Understanding the Basics of Breastfeeding

Why a Good Latch Matters

A good latch is key for effective breastfeeding. It allows your baby to get enough milk. Also, it helps prevent nipple pain and damage. A proper latch will ensure your baby feeds well and gains weight as expected. Plus, it can reduce the risk of breast problems like mastitis. For new moms, mastering a good latch may take practice. But it’s crucial for a successful breastfeeding journey.

breastfeeding technique

Key Stages of Breastfeeding

Breastfeeding is a journey with distinct phases each mom and baby duo navigate. Initially, there's the early colostrum phase. In this stage, nutrient-rich colostrum is produced. It boosts your baby's immune system. Next comes the transitional milk stage, usually taking place a few days post-birth. Here, milk production ramps up to meet your baby's growing needs. Finally, we reach the mature milk stage. Now, your milk fully meets the nutritional needs of your baby. It also adapts to their changing demands over time.

Step-by-Step Guide to Achieving the Ideal Latch

Preparing Your Nipple for Latching

Before you begin breastfeeding, you must prep your nipple. This helps your baby latch on well. A simple rub or a warm cloth can boost blood flow to the area. This makes your nipple more noticeable to your little one. It's key for a strong start.
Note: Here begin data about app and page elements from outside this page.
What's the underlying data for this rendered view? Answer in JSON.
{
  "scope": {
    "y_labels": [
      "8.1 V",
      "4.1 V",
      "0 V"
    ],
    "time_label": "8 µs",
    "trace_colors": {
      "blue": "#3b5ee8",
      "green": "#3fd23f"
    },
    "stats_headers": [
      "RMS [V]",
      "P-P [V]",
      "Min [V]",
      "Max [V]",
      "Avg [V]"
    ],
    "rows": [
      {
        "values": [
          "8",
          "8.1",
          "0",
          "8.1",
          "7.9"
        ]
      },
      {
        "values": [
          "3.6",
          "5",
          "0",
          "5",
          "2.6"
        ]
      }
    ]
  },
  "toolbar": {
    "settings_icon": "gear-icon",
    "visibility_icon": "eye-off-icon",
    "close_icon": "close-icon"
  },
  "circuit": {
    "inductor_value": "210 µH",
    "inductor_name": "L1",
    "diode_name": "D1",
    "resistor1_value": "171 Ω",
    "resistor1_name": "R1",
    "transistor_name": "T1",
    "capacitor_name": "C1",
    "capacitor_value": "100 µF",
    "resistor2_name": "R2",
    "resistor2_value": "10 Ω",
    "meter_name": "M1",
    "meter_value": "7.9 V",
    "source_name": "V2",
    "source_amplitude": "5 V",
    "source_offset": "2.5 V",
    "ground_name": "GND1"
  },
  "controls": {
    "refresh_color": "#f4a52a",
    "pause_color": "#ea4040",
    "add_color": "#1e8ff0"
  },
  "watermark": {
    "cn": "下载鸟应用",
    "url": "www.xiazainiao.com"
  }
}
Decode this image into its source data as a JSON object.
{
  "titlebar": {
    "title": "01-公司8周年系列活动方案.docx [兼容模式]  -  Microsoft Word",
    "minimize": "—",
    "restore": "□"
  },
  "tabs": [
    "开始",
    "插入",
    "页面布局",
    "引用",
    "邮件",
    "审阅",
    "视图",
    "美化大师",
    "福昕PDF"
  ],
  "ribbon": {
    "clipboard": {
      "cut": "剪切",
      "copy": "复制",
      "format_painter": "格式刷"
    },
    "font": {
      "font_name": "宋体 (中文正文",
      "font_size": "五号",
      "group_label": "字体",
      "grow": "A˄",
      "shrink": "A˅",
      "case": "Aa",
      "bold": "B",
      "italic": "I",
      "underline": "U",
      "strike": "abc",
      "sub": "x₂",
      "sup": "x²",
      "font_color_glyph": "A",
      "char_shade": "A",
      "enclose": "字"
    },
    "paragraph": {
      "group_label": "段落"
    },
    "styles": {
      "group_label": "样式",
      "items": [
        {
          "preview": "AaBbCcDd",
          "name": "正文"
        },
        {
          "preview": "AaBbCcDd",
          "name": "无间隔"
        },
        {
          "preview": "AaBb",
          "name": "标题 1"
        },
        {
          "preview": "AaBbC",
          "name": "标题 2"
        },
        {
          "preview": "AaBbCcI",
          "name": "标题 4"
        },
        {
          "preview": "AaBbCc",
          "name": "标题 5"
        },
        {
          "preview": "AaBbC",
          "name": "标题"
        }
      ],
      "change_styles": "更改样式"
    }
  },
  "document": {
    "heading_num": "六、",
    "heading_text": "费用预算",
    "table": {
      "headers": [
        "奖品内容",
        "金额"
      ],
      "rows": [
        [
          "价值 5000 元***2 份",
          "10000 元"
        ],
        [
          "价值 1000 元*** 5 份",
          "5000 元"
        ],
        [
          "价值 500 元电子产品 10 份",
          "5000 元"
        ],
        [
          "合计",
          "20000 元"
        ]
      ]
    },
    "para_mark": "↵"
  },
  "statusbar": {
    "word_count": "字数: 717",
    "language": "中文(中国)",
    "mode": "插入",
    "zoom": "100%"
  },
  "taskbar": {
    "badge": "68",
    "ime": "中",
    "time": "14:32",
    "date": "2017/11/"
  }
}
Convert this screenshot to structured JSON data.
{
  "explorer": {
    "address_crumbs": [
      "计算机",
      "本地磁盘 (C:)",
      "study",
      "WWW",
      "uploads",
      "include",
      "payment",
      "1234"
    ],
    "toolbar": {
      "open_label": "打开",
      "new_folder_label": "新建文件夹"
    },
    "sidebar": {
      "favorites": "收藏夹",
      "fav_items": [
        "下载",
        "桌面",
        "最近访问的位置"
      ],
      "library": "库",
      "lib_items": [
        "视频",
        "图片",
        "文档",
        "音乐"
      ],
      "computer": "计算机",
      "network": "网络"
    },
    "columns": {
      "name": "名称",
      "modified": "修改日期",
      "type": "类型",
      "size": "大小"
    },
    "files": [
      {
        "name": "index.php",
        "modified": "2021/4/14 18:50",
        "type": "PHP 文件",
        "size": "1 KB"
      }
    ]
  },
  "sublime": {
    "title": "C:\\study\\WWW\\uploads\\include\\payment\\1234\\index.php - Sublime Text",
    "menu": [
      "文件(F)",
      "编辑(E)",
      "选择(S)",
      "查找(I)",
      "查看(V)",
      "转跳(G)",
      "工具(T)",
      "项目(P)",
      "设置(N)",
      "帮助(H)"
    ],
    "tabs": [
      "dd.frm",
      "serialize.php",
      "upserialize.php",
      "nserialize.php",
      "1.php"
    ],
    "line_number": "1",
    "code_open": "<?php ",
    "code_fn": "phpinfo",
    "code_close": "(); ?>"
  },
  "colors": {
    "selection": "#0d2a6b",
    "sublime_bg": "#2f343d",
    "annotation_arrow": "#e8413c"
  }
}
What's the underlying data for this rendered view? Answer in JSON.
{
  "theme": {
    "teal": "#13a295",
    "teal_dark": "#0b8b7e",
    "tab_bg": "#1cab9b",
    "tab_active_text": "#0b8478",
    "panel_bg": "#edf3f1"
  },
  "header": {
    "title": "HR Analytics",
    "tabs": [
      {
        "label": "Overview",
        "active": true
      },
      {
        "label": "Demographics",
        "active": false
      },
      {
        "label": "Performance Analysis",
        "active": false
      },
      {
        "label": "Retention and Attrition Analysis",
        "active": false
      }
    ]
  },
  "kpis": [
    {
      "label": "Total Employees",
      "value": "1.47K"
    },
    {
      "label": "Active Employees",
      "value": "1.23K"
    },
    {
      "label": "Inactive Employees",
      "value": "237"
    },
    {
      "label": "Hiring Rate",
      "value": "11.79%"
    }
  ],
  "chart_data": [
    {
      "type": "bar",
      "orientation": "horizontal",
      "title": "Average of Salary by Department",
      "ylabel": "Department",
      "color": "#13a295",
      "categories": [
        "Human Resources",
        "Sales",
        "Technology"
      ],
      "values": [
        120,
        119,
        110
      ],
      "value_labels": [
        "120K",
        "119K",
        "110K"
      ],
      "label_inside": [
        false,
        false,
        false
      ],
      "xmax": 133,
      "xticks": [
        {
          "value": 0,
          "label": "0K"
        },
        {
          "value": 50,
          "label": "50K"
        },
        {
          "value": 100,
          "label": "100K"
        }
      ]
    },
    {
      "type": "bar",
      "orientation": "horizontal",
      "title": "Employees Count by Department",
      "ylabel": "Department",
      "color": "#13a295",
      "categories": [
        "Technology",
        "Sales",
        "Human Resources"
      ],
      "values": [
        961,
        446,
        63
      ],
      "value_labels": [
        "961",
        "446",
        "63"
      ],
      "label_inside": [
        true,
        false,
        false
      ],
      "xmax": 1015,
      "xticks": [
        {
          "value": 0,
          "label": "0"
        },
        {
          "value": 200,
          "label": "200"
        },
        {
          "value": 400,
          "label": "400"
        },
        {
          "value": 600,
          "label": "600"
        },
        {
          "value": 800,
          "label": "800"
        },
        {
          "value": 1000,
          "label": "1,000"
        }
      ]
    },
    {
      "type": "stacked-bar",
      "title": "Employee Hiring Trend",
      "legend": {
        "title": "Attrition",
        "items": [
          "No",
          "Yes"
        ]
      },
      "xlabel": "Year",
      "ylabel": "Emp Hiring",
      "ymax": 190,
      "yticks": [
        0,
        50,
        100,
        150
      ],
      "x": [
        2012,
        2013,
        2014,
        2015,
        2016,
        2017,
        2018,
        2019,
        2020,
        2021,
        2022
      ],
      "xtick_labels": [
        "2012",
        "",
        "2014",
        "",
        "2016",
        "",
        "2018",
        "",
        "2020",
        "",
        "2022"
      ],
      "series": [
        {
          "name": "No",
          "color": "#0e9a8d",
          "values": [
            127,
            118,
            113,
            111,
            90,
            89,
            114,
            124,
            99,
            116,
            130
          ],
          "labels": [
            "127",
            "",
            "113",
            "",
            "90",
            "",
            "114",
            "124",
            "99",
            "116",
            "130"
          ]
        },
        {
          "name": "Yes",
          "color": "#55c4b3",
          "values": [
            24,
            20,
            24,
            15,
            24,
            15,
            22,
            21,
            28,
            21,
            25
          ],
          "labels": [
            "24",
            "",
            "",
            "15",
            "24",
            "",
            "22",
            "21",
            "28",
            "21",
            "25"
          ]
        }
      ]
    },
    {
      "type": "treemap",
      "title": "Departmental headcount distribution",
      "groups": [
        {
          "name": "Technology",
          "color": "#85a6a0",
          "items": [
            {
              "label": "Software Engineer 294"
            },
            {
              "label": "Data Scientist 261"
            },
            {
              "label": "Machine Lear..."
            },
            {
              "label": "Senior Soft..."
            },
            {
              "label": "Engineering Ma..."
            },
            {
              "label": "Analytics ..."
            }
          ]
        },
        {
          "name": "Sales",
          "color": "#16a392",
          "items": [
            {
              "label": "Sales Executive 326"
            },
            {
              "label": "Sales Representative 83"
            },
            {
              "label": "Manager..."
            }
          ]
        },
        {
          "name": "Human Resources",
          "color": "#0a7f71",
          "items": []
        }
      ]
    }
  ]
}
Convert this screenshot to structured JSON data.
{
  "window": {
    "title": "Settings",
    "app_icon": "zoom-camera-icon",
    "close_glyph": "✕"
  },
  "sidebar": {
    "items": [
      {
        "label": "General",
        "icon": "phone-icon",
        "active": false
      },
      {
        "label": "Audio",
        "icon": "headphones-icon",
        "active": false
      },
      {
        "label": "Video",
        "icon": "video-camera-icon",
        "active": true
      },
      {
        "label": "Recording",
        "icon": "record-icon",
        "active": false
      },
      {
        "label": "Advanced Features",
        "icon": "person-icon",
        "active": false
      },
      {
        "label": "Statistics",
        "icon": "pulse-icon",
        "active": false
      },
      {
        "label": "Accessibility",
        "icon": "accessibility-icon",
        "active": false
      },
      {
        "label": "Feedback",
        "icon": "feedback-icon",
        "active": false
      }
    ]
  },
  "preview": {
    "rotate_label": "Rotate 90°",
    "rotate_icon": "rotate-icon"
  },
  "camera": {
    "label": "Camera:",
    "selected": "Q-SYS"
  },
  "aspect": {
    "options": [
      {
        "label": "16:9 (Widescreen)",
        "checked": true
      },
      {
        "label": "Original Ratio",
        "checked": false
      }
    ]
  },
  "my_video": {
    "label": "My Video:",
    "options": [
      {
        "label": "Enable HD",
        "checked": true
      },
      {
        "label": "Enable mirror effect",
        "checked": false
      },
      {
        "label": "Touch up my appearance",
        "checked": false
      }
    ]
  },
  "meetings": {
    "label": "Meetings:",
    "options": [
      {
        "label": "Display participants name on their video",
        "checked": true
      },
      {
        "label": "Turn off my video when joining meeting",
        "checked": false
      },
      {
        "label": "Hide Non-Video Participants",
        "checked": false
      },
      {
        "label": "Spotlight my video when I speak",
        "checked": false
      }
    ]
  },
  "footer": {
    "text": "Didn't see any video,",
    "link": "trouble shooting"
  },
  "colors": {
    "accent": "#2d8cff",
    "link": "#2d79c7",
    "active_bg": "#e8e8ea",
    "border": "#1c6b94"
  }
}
Finding the Right Position for Your Baby

Finding the right position for your baby is crucial for a good latch. Here are some popular breastfeeding positions:

  • Cradle Hold: Sit with your baby's head in the crook of your arm, their body facing you.
  • Cross-Cradle Hold: Similar to cradle, but support your baby with the opposite arm.
  • Football Hold: Tuck your baby under your arm like a football, ideal for C-section moms.
  • Side-Lying: Lie on your side while baby nurses, great for night feeds.

Each position may take practice. Use pillows for support. Adjust your baby, so their nose is level with your nipple. Your baby should be close to you. Their head and body should be in a straight line for easy swallowing. Test different positions to see what works best.

Cues and Tips for a Successful Latch

To ensure a successful latch, look for your baby's cues. Here are some helpful tips:

  • Wait for Wide Open: When your baby opens their mouth wide, it's the perfect moment to bring them to your breast, not the other way around.
  • Chin to Breast First: Gently guide your baby's chin to make the initial contact with your breast. This helps your baby tilt their head back and latch on properly.
  • Nipple to Nose Level: Position your nipple near your baby's nose. This will make your baby reach up and grab a good mouthful of breast.
  • Listen for Swallowing: A quiet 'ka' sound can indicate your baby is swallowing milk, which means they are latched on well.
  • Comfort is Key: If you're feeling pain or your baby seems frustrated, gently insert a finger on the side of baby's mouth to break the suction and try again.

By following these simple cues and tips, breastfeeding can become a smoother experience for both you and your baby.

Advanced Techniques and Tips

Using Your Hand to Enhance Your Baby's Latch

Mastering a good latch can include using your hands effectively. Place your thumb and fingers around your breast. This forms a 'C' hold that supports the breast. Make sure to keep fingers far from the nipple. This allows your baby's mouth to take as much of the areola as possible. Gently compress your breast as the baby sucks. This aids milk flow. Adjust your grip if the baby seems to struggle. Remember, comfort is key for both you and your baby.

Breathing Techniques to Aid Nipple Stimulation

Breathing can play a key role in successful breastfeeding. Deep, steady breaths help relax the body, easing the flow of milk. Here's how to use breathing during nursing:

  1. Sit comfortably and relax your shoulders.
  2. Take slow, deep breaths to calm your mind.
  3. As you exhale, imagine tension leaving your body.
  4. Maintain this pattern to keep a steady milk flow.
  5. Use the rhythm of your breath to comfort your baby.

Remember, relaxed breathing isn’t just calming for you; it can soothe your baby as well.

Maintaining the Latch for Optimal Feeding

To keep a good latch, steady and comfy is key. Babies can fuss if the latch slips. The chin and nose should touch the breast, not just the lips. Breast support helps, so cup your breast. Adjust often to suit your baby’s needs. Stay relaxed and watch for a rhythmic suck-swallow pattern. This means your baby is feeding well. If discomfort hits, break the suction gently. This can be done by sliding your finger in the corner of your baby's mouth. Then, reposition your baby and latch on again. With patience, maintaining the latch gets easier over time. Remember to swap sides to drain both breasts equally. This will also give your baby a full feed. A stable latch throughout the feed gives a good milk flow. It also prevents sore nipples and boosts milk production. These little steps will have a big impact on your feeding journey.

June 19, 2024 — Shapee Malaysia